“M&E and CLT structure were used as an integrated BIM model to aid design and perform clash detection,” said White. “This highlighted a number of issues that would have not been obvious otherwise, and definitely helped with on-site co-ordination of the scheme.”

White said early contractor design involvement and detailed fabrication modelling by the subcontractor was integral to fast tracking the design, which was essential to fit with the school’s new term. The project has also proved, despite the building’s massive size, that a fast programme is genuinely achievable.

FavoriteLoadingsave article


 characters available
*Please refer to our comment policy before submitting
  1. David Chandler

    Wood clearly has a bigger role to play in construction's future. So far the southern hemisphere has only seen northern hemisphere buildings. Examples include Sekisui House's Shawood homes and Melbourne's Forte. But as they stand they are not solutions that are likely to take on here. Some very practical examples of timber and composite construction to be found on our doorstep can be seen in Christchurch. They are worth a look, and both sides of the Tasman need to look at how they can be part of construction down-under. I do not see the northern hemisphere timber building model moving this important material into a new mainstream role to compete with steel and concrete unless the local supply chain is given more consideration.

  2. andy

    I live near and watched this being built; have visited it afterwards.
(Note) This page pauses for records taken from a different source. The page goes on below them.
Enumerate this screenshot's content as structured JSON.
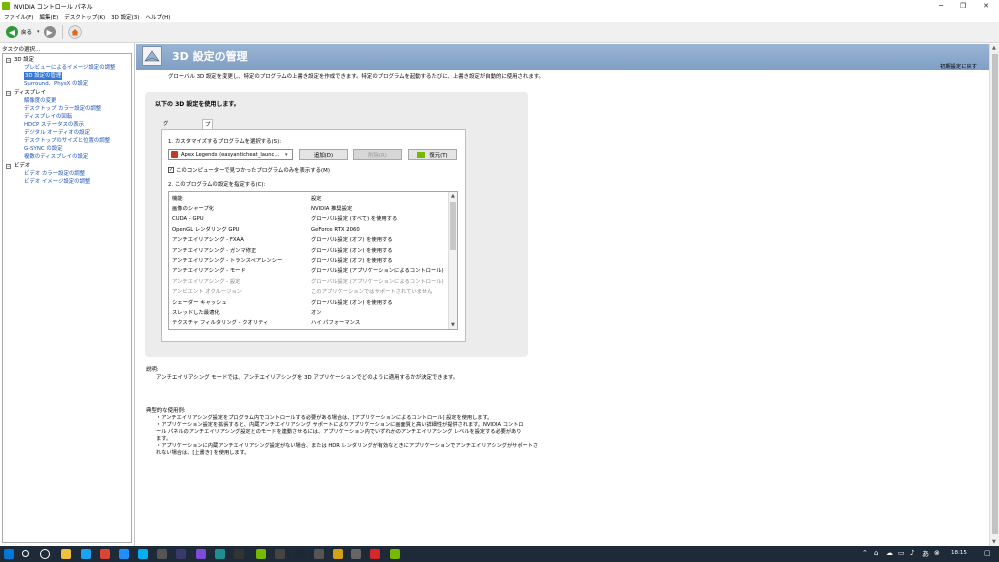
{
  "window": {
    "title": "NVIDIA コントロール パネル",
    "minimize_glyph": "─",
    "maximize_glyph": "❐",
    "close_glyph": "✕"
  },
  "menu": [
    "ファイル(F)",
    "編集(E)",
    "デスクトップ(K)",
    "3D 設定(3)",
    "ヘルプ(H)"
  ],
  "toolbar": {
    "back_label": "戻る",
    "back_icon": "left-arrow-icon",
    "forward_icon": "right-arrow-icon",
    "home_icon": "home-icon"
  },
  "sidebar": {
    "task_label": "タスクの選択...",
    "items": [
      {
        "label": "3D 設定",
        "type": "category",
        "expander": "−"
      },
      {
        "label": "プレビューによるイメージ設定の調整",
        "type": "link"
      },
      {
        "label": "3D 設定の管理",
        "type": "selected"
      },
      {
        "label": "Surround、PhysX の設定",
        "type": "link"
      },
      {
        "label": "ディスプレイ",
        "type": "category",
        "expander": "−"
      },
      {
        "label": "解像度の変更",
        "type": "link"
      },
      {
        "label": "デスクトップ カラー設定の調整",
        "type": "link"
      },
      {
        "label": "ディスプレイの回転",
        "type": "link"
      },
      {
        "label": "HDCP ステータスの表示",
        "type": "link"
      },
      {
        "label": "デジタル オーディオの設定",
        "type": "link"
      },
      {
        "label": "デスクトップのサイズと位置の調整",
        "type": "link"
      },
      {
        "label": "G-SYNC の設定",
        "type": "link"
      },
      {
        "label": "複数のディスプレイの設定",
        "type": "link"
      },
      {
        "label": "ビデオ",
        "type": "category",
        "expander": "−"
      },
      {
        "label": "ビデオ カラー設定の調整",
        "type": "link"
      },
      {
        "label": "ビデオ イメージ設定の調整",
        "type": "link"
      }
    ]
  },
  "header": {
    "title": "3D 設定の管理",
    "reset_label": "初期設定に戻す",
    "description": "グローバル 3D 設定を変更し、特定のプログラムの上書き設定を作成できます。特定のプログラムを起動するたびに、上書き設定が自動的に使用されます。"
  },
  "panel": {
    "heading": "以下の 3D 設定を使用します。",
    "tabs": [
      "グローバル設定",
      "プログラム設定"
    ],
    "active_tab": "プログラム設定",
    "step1_label": "1. カスタマイズするプログラムを選択する(S):",
    "program_value": "Apex Legends (easyanticheat_launc...",
    "add_button": "追加(D)",
    "remove_button": "削除(R)",
    "restore_button": "復元(T)",
    "checkbox_label": "このコンピューターで見つかったプログラムのみを表示する(M)",
    "checkbox_glyph": "✓",
    "checkbox_checked": true,
    "step2_label": "2. このプログラムの設定を指定する(C):"
  },
  "settings_table": {
    "columns": [
      "機能",
      "設定"
    ],
    "rows": [
      {
        "feature": "画像のシャープ化",
        "setting": "NVIDIA 推奨設定",
        "dim": false
      },
      {
        "feature": "CUDA - GPU",
        "setting": "グローバル設定 (すべて) を使用する",
        "dim": false
      },
      {
        "feature": "OpenGL レンダリング GPU",
        "setting": "GeForce RTX 2060",
        "dim": false
      },
      {
        "feature": "アンチエイリアシング - FXAA",
        "setting": "グローバル設定 (オフ) を使用する",
        "dim": false
      },
      {
        "feature": "アンチエイリアシング - ガンマ修正",
        "setting": "グローバル設定 (オン) を使用する",
        "dim": false
      },
      {
        "feature": "アンチエイリアシング - トランスペアレンシー",
        "setting": "グローバル設定 (オフ) を使用する",
        "dim": false
      },
      {
        "feature": "アンチエイリアシング - モード",
        "setting": "グローバル設定 (アプリケーションによるコントロール) を...",
        "dim": false
      },
      {
        "feature": "アンチエイリアシング - 設定",
        "setting": "グローバル設定 (アプリケーションによるコントロール) を...",
        "dim": true
      },
      {
        "feature": "アンビエント オクルージョン",
        "setting": "このアプリケーションではサポートされていません",
        "dim": true
      },
      {
        "feature": "シェーダー キャッシュ",
        "setting": "グローバル設定 (オン) を使用する",
        "dim": false
      },
      {
        "feature": "スレッドした最適化",
        "setting": "オン",
        "dim": false
      },
      {
        "feature": "テクスチャ フィルタリング - クオリティ",
        "setting": "ハイ パフォーマンス",
        "dim": false
      }
    ]
  },
  "explanation": {
    "label": "説明:",
    "text": "アンチエイリアシング モードでは、アンチエイリアシングを 3D アプリケーションでどのように適用するかが決定できます。"
  },
  "usage": {
    "label": "典型的な使用例:",
    "lines": [
      "・アンチエイリアシング設定をプログラム内でコントロールする必要がある場合は、[アプリケーションによるコントロール] 設定を使用します。",
      "・アプリケーション設定を拡張すると、内蔵アンチエイリアシング サポートによりアプリケーションに画面質と高い詳細性が提供されます。NVIDIA コントロ",
      "ール パネルのアンチエイリアシング設定とのモードを連動させるには、アプリケーション内でいずれかのアンチエイリアシング レベルを設定する必要があり",
      "ます。",
      "・アプリケーションに内蔵アンチエイリアシング設定がない場合、または HDR レンダリングが有効なときにアプリケーションでアンチエイリアシングがサポートさ",
      "れない場合は、[上書き] を使用します。"
    ]
  },
  "taskbar": {
    "clock": "18:15",
    "icons": [
      "windows-start-icon",
      "search-icon",
      "cortana-icon",
      "file-explorer-icon",
      "twitter-icon",
      "chrome-icon",
      "edge-icon",
      "skype-icon",
      "app-icon",
      "app-icon",
      "app-icon",
      "app-icon",
      "app-icon",
      "nvidia-icon",
      "app-icon",
      "steam-icon",
      "app-icon",
      "app-icon",
      "settings-icon",
      "app-icon",
      "nvidia-control-panel-icon"
    ],
    "colors": [
      "#0078d7",
      "#ffffff",
      "#ffffff",
      "#f0c040",
      "#1da1f2",
      "#db4437",
      "#1e90ff",
      "#00aff0",
      "#555555",
      "#3a3a6a",
      "#7d4bd8",
      "#1e8f8f",
      "#333333",
      "#76b900",
      "#444444",
      "#1b2838",
      "#555555",
      "#d4a017",
      "#666666",
      "#d62828",
      "#76b900"
    ]
  },
  "colors": {
    "banner": "#8ea9ca",
    "selection": "#3478d4",
    "link": "#1a4fb5",
    "nvidia_green": "#76b900",
    "taskbar": "#1f2a38"
  }
}
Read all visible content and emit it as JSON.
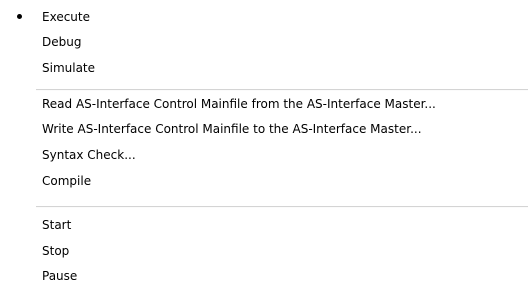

It was amazing to watch construction, it flew up, and is beautiful inside …. light and airy; an inspiring learning environment. brilliant!